[[ EXTRACTED INFORMATION, beginning ]]

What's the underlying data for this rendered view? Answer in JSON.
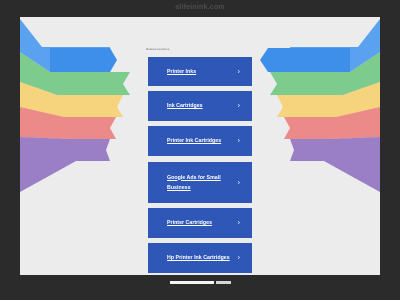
{
  "header": {
    "domain": "alifeinink.com"
  },
  "related": {
    "title": "Related searches"
  },
  "links": [
    {
      "label": "Printer Inks"
    },
    {
      "label": "Ink Cartridges"
    },
    {
      "label": "Printer Ink Cartridges"
    },
    {
      "label": "Google Ads for Small Business"
    },
    {
      "label": "Printer Cartridges"
    },
    {
      "label": "Hp Printer Ink Cartridges"
    }
  ],
  "chevron_icon": "chevron-right-icon",
  "footer": {
    "search_value": "",
    "search_button": "",
    "note": ""
  },
  "colors": {
    "frame": "#2b2b2b",
    "page": "#ececec",
    "card": "#2f57b8",
    "wing_blue": "#5aa2f0",
    "wing_green": "#7ecb8e",
    "wing_yellow": "#f6d47e",
    "wing_red": "#eb8a89",
    "wing_purple": "#9b7fc6"
  }
}
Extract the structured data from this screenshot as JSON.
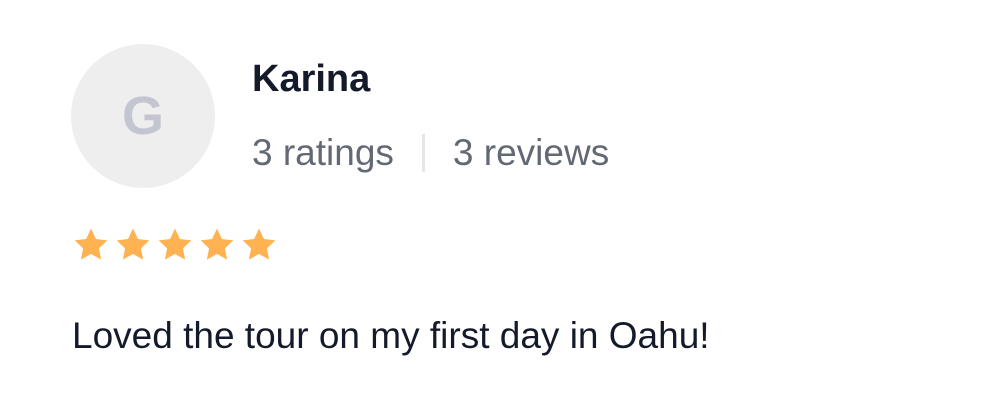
{
  "review": {
    "avatar_initial": "G",
    "user_name": "Karina",
    "ratings_count": "3 ratings",
    "reviews_count": "3 reviews",
    "rating": 5,
    "rating_max": 5,
    "text": "Loved the tour on my first day in Oahu!"
  },
  "colors": {
    "star": "#ffb252",
    "name_text": "#151a2b",
    "secondary_text": "#636875",
    "avatar_bg": "#eeeeef",
    "avatar_letter": "#c3c6d1",
    "divider": "#e5e6ea"
  },
  "icons": {
    "star": "star-icon"
  }
}
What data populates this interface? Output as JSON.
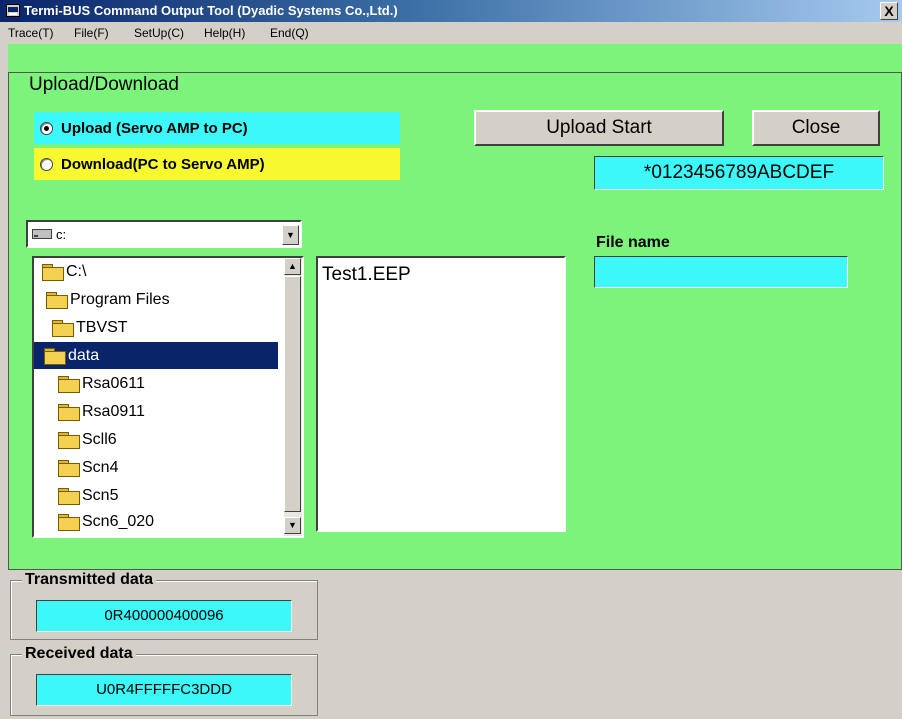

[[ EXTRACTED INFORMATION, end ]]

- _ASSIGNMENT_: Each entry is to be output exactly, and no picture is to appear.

- _EXPECTED ANSWER_:
What's the underlying data for this rendered view? Answer in JSON.
{
  "header": {
    "domain": "alifeinink.com"
  },
  "related": {
    "title": "Related searches"
  },
  "links": [
    {
      "label": "Printer Inks"
    },
    {
      "label": "Ink Cartridges"
    },
    {
      "label": "Printer Ink Cartridges"
    },
    {
      "label": "Google Ads for Small Business"
    },
    {
      "label": "Printer Cartridges"
    },
    {
      "label": "Hp Printer Ink Cartridges"
    }
  ],
  "chevron_icon": "chevron-right-icon",
  "footer": {
    "search_value": "",
    "search_button": "",
    "note": ""
  },
  "colors": {
    "frame": "#2b2b2b",
    "page": "#ececec",
    "card": "#2f57b8",
    "wing_blue": "#5aa2f0",
    "wing_green": "#7ecb8e",
    "wing_yellow": "#f6d47e",
    "wing_red": "#eb8a89",
    "wing_purple": "#9b7fc6"
  }
}
Extract the structured data from this screenshot as JSON.
{
  "review": {
    "avatar_initial": "G",
    "user_name": "Karina",
    "ratings_count": "3 ratings",
    "reviews_count": "3 reviews",
    "rating": 5,
    "rating_max": 5,
    "text": "Loved the tour on my first day in Oahu!"
  },
  "colors": {
    "star": "#ffb252",
    "name_text": "#151a2b",
    "secondary_text": "#636875",
    "avatar_bg": "#eeeeef",
    "avatar_letter": "#c3c6d1",
    "divider": "#e5e6ea"
  },
  "icons": {
    "star": "star-icon"
  }
}
What data populates this interface? Output as JSON.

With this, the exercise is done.